Beast's palace is another world, where actions and thoughts are also melody. She feels she has to trust the Beast she can't see mustn't doubt… ghost-faith), even though she expects him to destroy her (aware you'll eat me).
This passage looks back, perhaps, to the beginning of the relationship. All the signs of his world suggest she shouldn't trust him. He sounds like the villain in Star Wars. When he appears, in spite of seeing the actor's mouth behind the mask, we hear he is fond of money, and his tears are diamond paste. His world is supposedly made to give her delight. But she's at sea, in it, about who she's supposed to be. Her previous journey, of taking on other personas, has brought her up against a master of mask. Stepping into his world means becoming the prisoner of his goldplate masquerade. One aspect of this masquerade is that his avowed purpose is to give her joy. His rooms are made to please her. The extra 'me' of the narrative voice leaves it open whether he is genuine about this or not (he may even think he means it).
When she dreams she's dancing with a prince she is making contact with the self he would like to have, which he feels lives imprisoned behind the mask. Beast and Beauty are linked by their propensity to conceal a self in a disguise. In the Chamber of Longed For Harmonies (suggesting the joining of voices) she finds the locket: her dream corresponds exactly to that prince which poor beast is desperate to become, but which he can only become if she believes in him as prince.
From his perspective, he is the prisoner, not her: imprisoned in his own image. But the narrative presents this ironically (you see) casting doubt on the validity of the enchanted-palace way he looks at things. And this narrative voice comes more to the fore to address Beauty directly (girl) and comment ironically on the daunting task which loving this beast represents. She may indeed be consumed by relationship with him. She might have to give up all she is to save him from himself. But if she did do that, what would she be saving? What's real in him? If she did reach behind all the masks, he might be a man she'd turn out not to like.
But Beauty is now a role in a drama. The stage directions and story line have decided her character and how she relates to him. The stage directions stand in, perhaps, for the moral responsibility she bears, herself - for not acting, way back, on her instinct that he might not be trustable, that he was, in fact, a beast.

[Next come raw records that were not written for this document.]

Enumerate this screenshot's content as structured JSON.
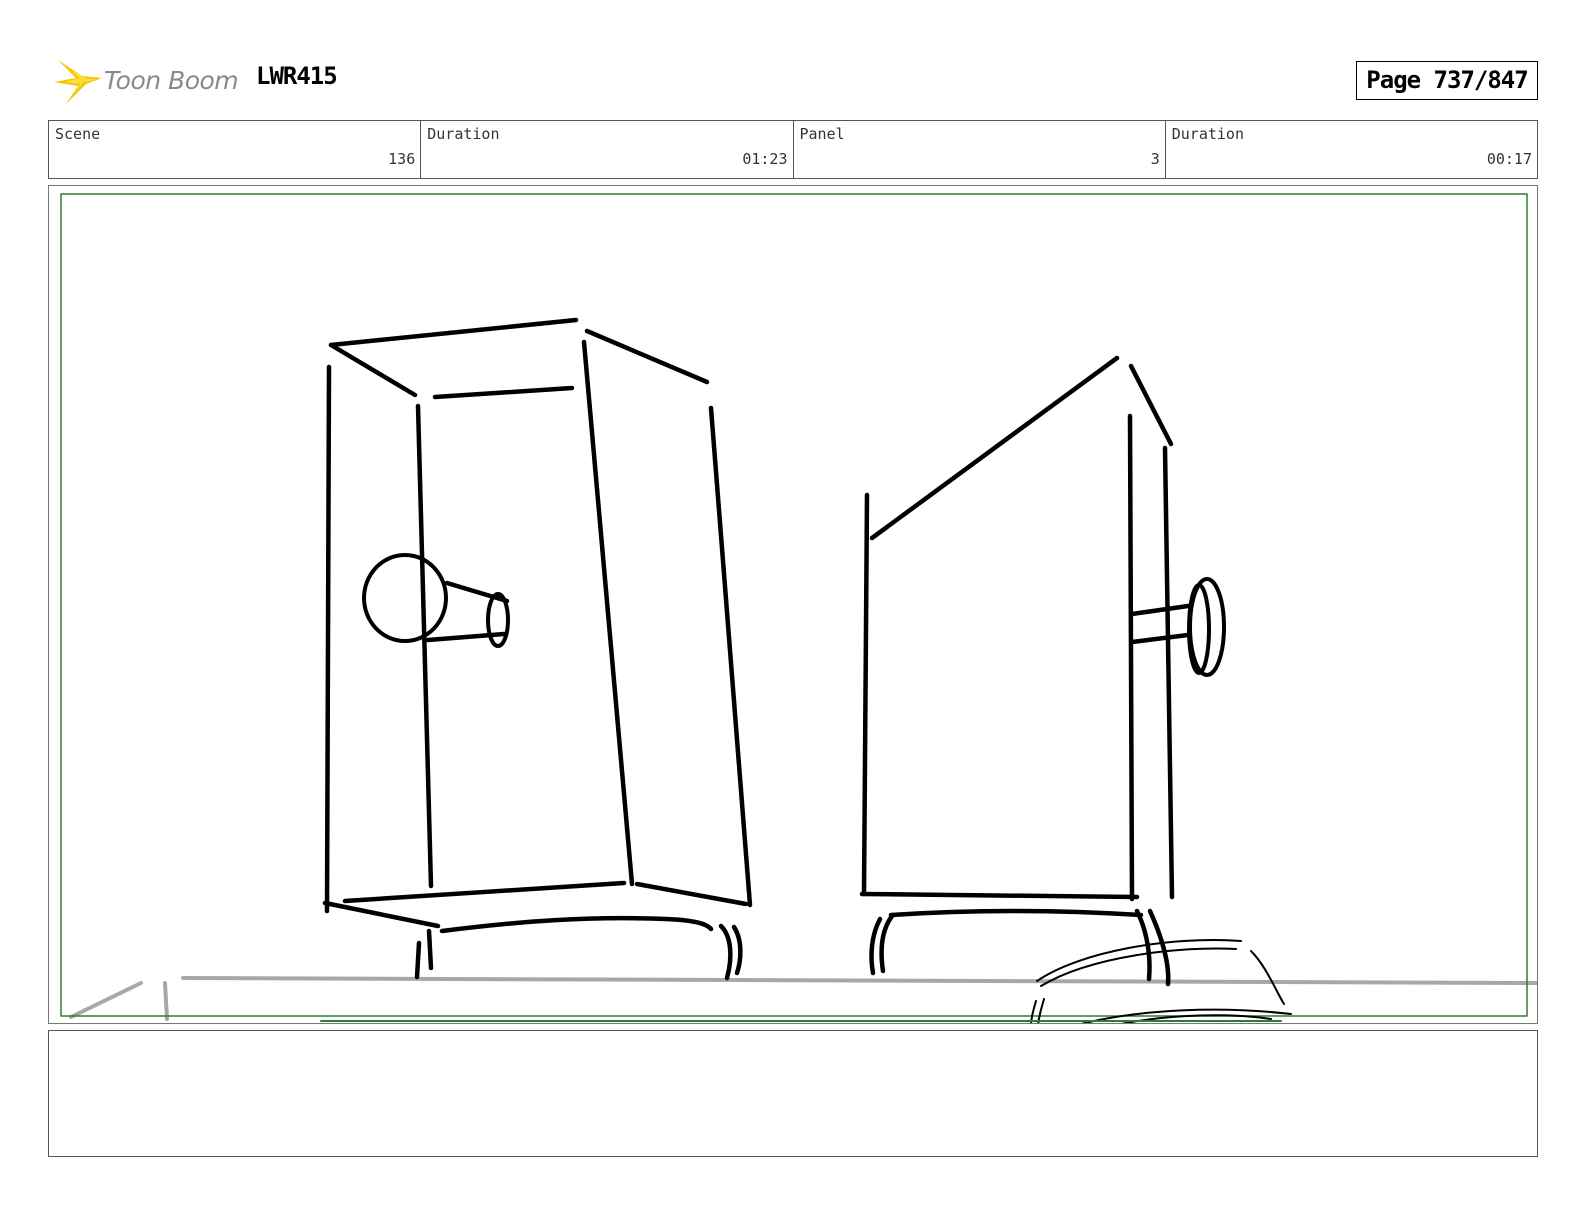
{
  "header": {
    "logo_text": "Toon Boom",
    "project_code": "LWR415",
    "page_label": "Page 737/847"
  },
  "info_bar": {
    "scene_label": "Scene",
    "scene_value": "136",
    "scene_duration_label": "Duration",
    "scene_duration_value": "01:23",
    "panel_label": "Panel",
    "panel_value": "3",
    "panel_duration_label": "Duration",
    "panel_duration_value": "00:17"
  },
  "notes": {
    "text": ""
  },
  "colors": {
    "safe_frame": "#2e7d32",
    "sketch_line": "#000000",
    "floor_line": "#a8a8a8",
    "logo_star": "#f5c400"
  }
}
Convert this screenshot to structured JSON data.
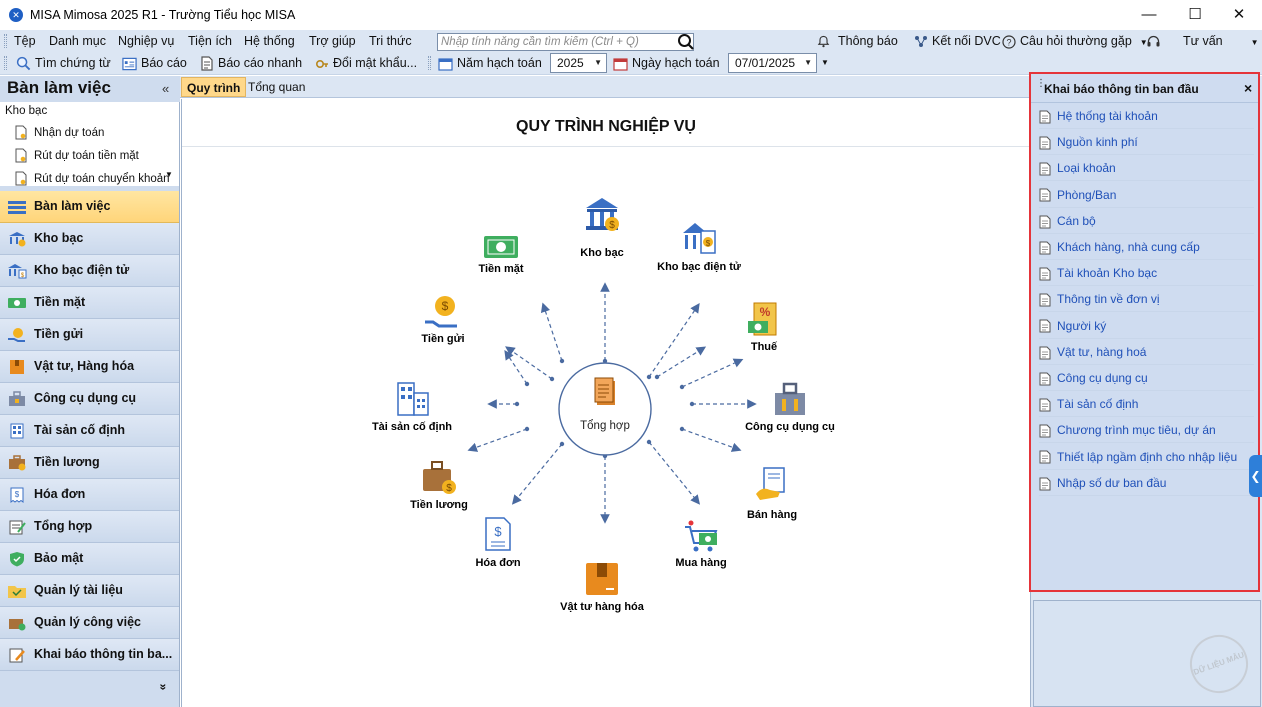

She now defines herself only in relation to him (this is who I am, I'm his). She provides him with a place to hide (earth); protects the prince within; calms his panic at the punitive mother figure, the mother-witch who made him a Beast in the first place. (Shades of Freudian or Jungian theory lurk in the undergrowth here, I'd say.) But she can't take it and gets out (Beauty escaped).
The poem has changed the story; and now the heroine mutates back through the previous identities, from Beauty to the Amur leopard: a process which re-enacts and draws to a conclusion the moral journey of the poem. She emerges, honestly, as the woman who must have been your lover. It is no longer her heart which is endangered, though, but the man. He was an endangered species; and is now extinct.
The final scene (Beauty slinks back to the Beast's palace, as in the last scene of the Disney film, slinks nudging the fairytale into the image of a leopard) finds the lover sinking to the ground. Instead of those playful rooms of clowns and mirrors, he is in a Walk of Withered Roses, and turns out to be treacherous and blank, as well as endangered and vulnerable. There are no more songs and the narrative voice, which sees no other way to tell this story, melts its I into the masking personas of both Beauty and leopard (every alias I can think of) as the Beast falls back dead: and die, the last word, rhymes back to the I of the first. The poem began with denial: its journey is towards the admission that there was no other way to end the relationship.
Ruth Padel © 2007